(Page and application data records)

---+---

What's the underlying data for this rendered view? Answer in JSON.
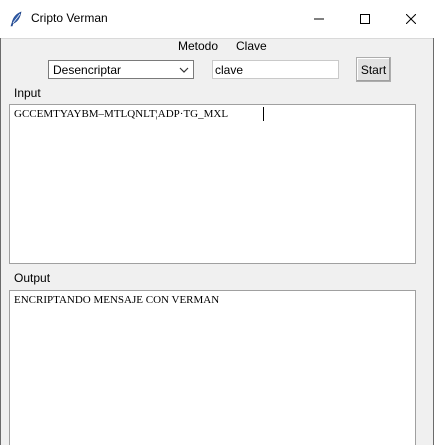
{
  "window": {
    "title": "Cripto Verman",
    "icon": "feather-icon",
    "controls": [
      "minimize-icon",
      "maximize-icon",
      "close-icon"
    ]
  },
  "header": {
    "method_label": "Metodo",
    "key_label": "Clave"
  },
  "controls": {
    "method_selected": "Desencriptar",
    "key_value": "clave",
    "start_label": "Start"
  },
  "input": {
    "label": "Input",
    "text": "GCCEMTYAYBM–MTLQNLT¦ADP·TG_MXL"
  },
  "output": {
    "label": "Output",
    "text": "ENCRIPTANDO MENSAJE CON VERMAN"
  }
}
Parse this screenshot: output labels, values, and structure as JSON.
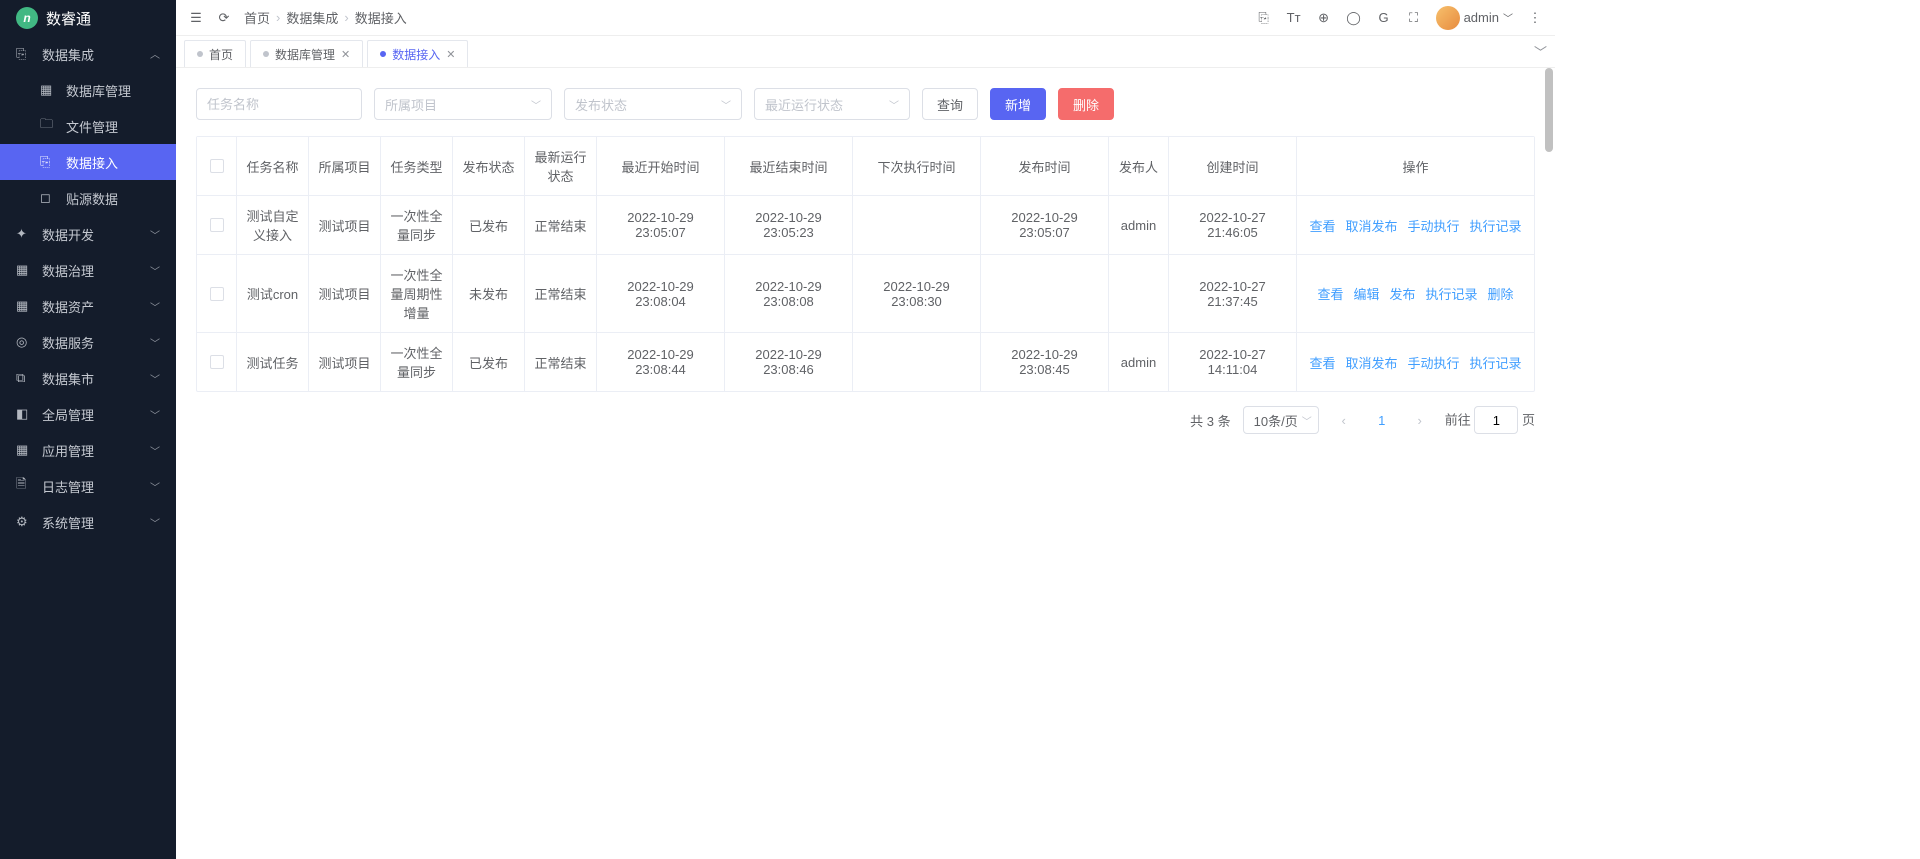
{
  "app": {
    "name": "数睿通",
    "logo_letter": "n"
  },
  "breadcrumb": [
    "首页",
    "数据集成",
    "数据接入"
  ],
  "topbar": {
    "user": "admin"
  },
  "tabs": [
    {
      "label": "首页",
      "closable": false,
      "active": false
    },
    {
      "label": "数据库管理",
      "closable": true,
      "active": false
    },
    {
      "label": "数据接入",
      "closable": true,
      "active": true
    }
  ],
  "sidebar": [
    {
      "label": "数据集成",
      "icon": "⎘",
      "open": true,
      "children": [
        {
          "label": "数据库管理",
          "icon": "▦"
        },
        {
          "label": "文件管理",
          "icon": "🗀"
        },
        {
          "label": "数据接入",
          "icon": "⎘",
          "active": true
        },
        {
          "label": "贴源数据",
          "icon": "◻"
        }
      ]
    },
    {
      "label": "数据开发",
      "icon": "✦"
    },
    {
      "label": "数据治理",
      "icon": "▦"
    },
    {
      "label": "数据资产",
      "icon": "▦"
    },
    {
      "label": "数据服务",
      "icon": "◎"
    },
    {
      "label": "数据集市",
      "icon": "⧉"
    },
    {
      "label": "全局管理",
      "icon": "◧"
    },
    {
      "label": "应用管理",
      "icon": "▦"
    },
    {
      "label": "日志管理",
      "icon": "🗎"
    },
    {
      "label": "系统管理",
      "icon": "⚙"
    }
  ],
  "filters": {
    "task_name_placeholder": "任务名称",
    "project_placeholder": "所属项目",
    "publish_status_placeholder": "发布状态",
    "run_status_placeholder": "最近运行状态",
    "query_btn": "查询",
    "add_btn": "新增",
    "delete_btn": "删除"
  },
  "table": {
    "headers": {
      "name": "任务名称",
      "project": "所属项目",
      "type": "任务类型",
      "pub_status": "发布状态",
      "run_status": "最新运行状态",
      "start": "最近开始时间",
      "end": "最近结束时间",
      "next": "下次执行时间",
      "pub_time": "发布时间",
      "pub_user": "发布人",
      "create_time": "创建时间",
      "ops": "操作"
    },
    "rows": [
      {
        "name": "测试自定义接入",
        "project": "测试项目",
        "type": "一次性全量同步",
        "pub_status": "已发布",
        "run_status": "正常结束",
        "start": "2022-10-29 23:05:07",
        "end": "2022-10-29 23:05:23",
        "next": "",
        "pub_time": "2022-10-29 23:05:07",
        "pub_user": "admin",
        "create_time": "2022-10-27 21:46:05",
        "ops": [
          "查看",
          "取消发布",
          "手动执行",
          "执行记录"
        ]
      },
      {
        "name": "测试cron",
        "project": "测试项目",
        "type": "一次性全量周期性增量",
        "pub_status": "未发布",
        "run_status": "正常结束",
        "start": "2022-10-29 23:08:04",
        "end": "2022-10-29 23:08:08",
        "next": "2022-10-29 23:08:30",
        "pub_time": "",
        "pub_user": "",
        "create_time": "2022-10-27 21:37:45",
        "ops": [
          "查看",
          "编辑",
          "发布",
          "执行记录",
          "删除"
        ]
      },
      {
        "name": "测试任务",
        "project": "测试项目",
        "type": "一次性全量同步",
        "pub_status": "已发布",
        "run_status": "正常结束",
        "start": "2022-10-29 23:08:44",
        "end": "2022-10-29 23:08:46",
        "next": "",
        "pub_time": "2022-10-29 23:08:45",
        "pub_user": "admin",
        "create_time": "2022-10-27 14:11:04",
        "ops": [
          "查看",
          "取消发布",
          "手动执行",
          "执行记录"
        ]
      }
    ]
  },
  "pagination": {
    "total_prefix": "共",
    "total": 3,
    "total_suffix": "条",
    "page_size": "10条/页",
    "current": 1,
    "goto_prefix": "前往",
    "goto_value": 1,
    "goto_suffix": "页"
  }
}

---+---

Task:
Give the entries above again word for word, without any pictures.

Reply to the exercise:
What's the underlying data for this rendered view? Answer in JSON.
{
  "window": {
    "title": "Cripto Verman",
    "icon": "feather-icon",
    "controls": [
      "minimize-icon",
      "maximize-icon",
      "close-icon"
    ]
  },
  "header": {
    "method_label": "Metodo",
    "key_label": "Clave"
  },
  "controls": {
    "method_selected": "Desencriptar",
    "key_value": "clave",
    "start_label": "Start"
  },
  "input": {
    "label": "Input",
    "text": "GCCEMTYAYBM–MTLQNLT¦ADP·TG_MXL"
  },
  "output": {
    "label": "Output",
    "text": "ENCRIPTANDO MENSAJE CON VERMAN"
  }
}
Parse this screenshot: output labels, values, and structure as JSON.
{
  "app": {
    "name": "数睿通",
    "logo_letter": "n"
  },
  "breadcrumb": [
    "首页",
    "数据集成",
    "数据接入"
  ],
  "topbar": {
    "user": "admin"
  },
  "tabs": [
    {
      "label": "首页",
      "closable": false,
      "active": false
    },
    {
      "label": "数据库管理",
      "closable": true,
      "active": false
    },
    {
      "label": "数据接入",
      "closable": true,
      "active": true
    }
  ],
  "sidebar": [
    {
      "label": "数据集成",
      "icon": "⎘",
      "open": true,
      "children": [
        {
          "label": "数据库管理",
          "icon": "▦"
        },
        {
          "label": "文件管理",
          "icon": "🗀"
        },
        {
          "label": "数据接入",
          "icon": "⎘",
          "active": true
        },
        {
          "label": "贴源数据",
          "icon": "◻"
        }
      ]
    },
    {
      "label": "数据开发",
      "icon": "✦"
    },
    {
      "label": "数据治理",
      "icon": "▦"
    },
    {
      "label": "数据资产",
      "icon": "▦"
    },
    {
      "label": "数据服务",
      "icon": "◎"
    },
    {
      "label": "数据集市",
      "icon": "⧉"
    },
    {
      "label": "全局管理",
      "icon": "◧"
    },
    {
      "label": "应用管理",
      "icon": "▦"
    },
    {
      "label": "日志管理",
      "icon": "🗎"
    },
    {
      "label": "系统管理",
      "icon": "⚙"
    }
  ],
  "filters": {
    "task_name_placeholder": "任务名称",
    "project_placeholder": "所属项目",
    "publish_status_placeholder": "发布状态",
    "run_status_placeholder": "最近运行状态",
    "query_btn": "查询",
    "add_btn": "新增",
    "delete_btn": "删除"
  },
  "table": {
    "headers": {
      "name": "任务名称",
      "project": "所属项目",
      "type": "任务类型",
      "pub_status": "发布状态",
      "run_status": "最新运行状态",
      "start": "最近开始时间",
      "end": "最近结束时间",
      "next": "下次执行时间",
      "pub_time": "发布时间",
      "pub_user": "发布人",
      "create_time": "创建时间",
      "ops": "操作"
    },
    "rows": [
      {
        "name": "测试自定义接入",
        "project": "测试项目",
        "type": "一次性全量同步",
        "pub_status": "已发布",
        "run_status": "正常结束",
        "start": "2022-10-29 23:05:07",
        "end": "2022-10-29 23:05:23",
        "next": "",
        "pub_time": "2022-10-29 23:05:07",
        "pub_user": "admin",
        "create_time": "2022-10-27 21:46:05",
        "ops": [
          "查看",
          "取消发布",
          "手动执行",
          "执行记录"
        ]
      },
      {
        "name": "测试cron",
        "project": "测试项目",
        "type": "一次性全量周期性增量",
        "pub_status": "未发布",
        "run_status": "正常结束",
        "start": "2022-10-29 23:08:04",
        "end": "2022-10-29 23:08:08",
        "next": "2022-10-29 23:08:30",
        "pub_time": "",
        "pub_user": "",
        "create_time": "2022-10-27 21:37:45",
        "ops": [
          "查看",
          "编辑",
          "发布",
          "执行记录",
          "删除"
        ]
      },
      {
        "name": "测试任务",
        "project": "测试项目",
        "type": "一次性全量同步",
        "pub_status": "已发布",
        "run_status": "正常结束",
        "start": "2022-10-29 23:08:44",
        "end": "2022-10-29 23:08:46",
        "next": "",
        "pub_time": "2022-10-29 23:08:45",
        "pub_user": "admin",
        "create_time": "2022-10-27 14:11:04",
        "ops": [
          "查看",
          "取消发布",
          "手动执行",
          "执行记录"
        ]
      }
    ]
  },
  "pagination": {
    "total_prefix": "共",
    "total": 3,
    "total_suffix": "条",
    "page_size": "10条/页",
    "current": 1,
    "goto_prefix": "前往",
    "goto_value": 1,
    "goto_suffix": "页"
  }
}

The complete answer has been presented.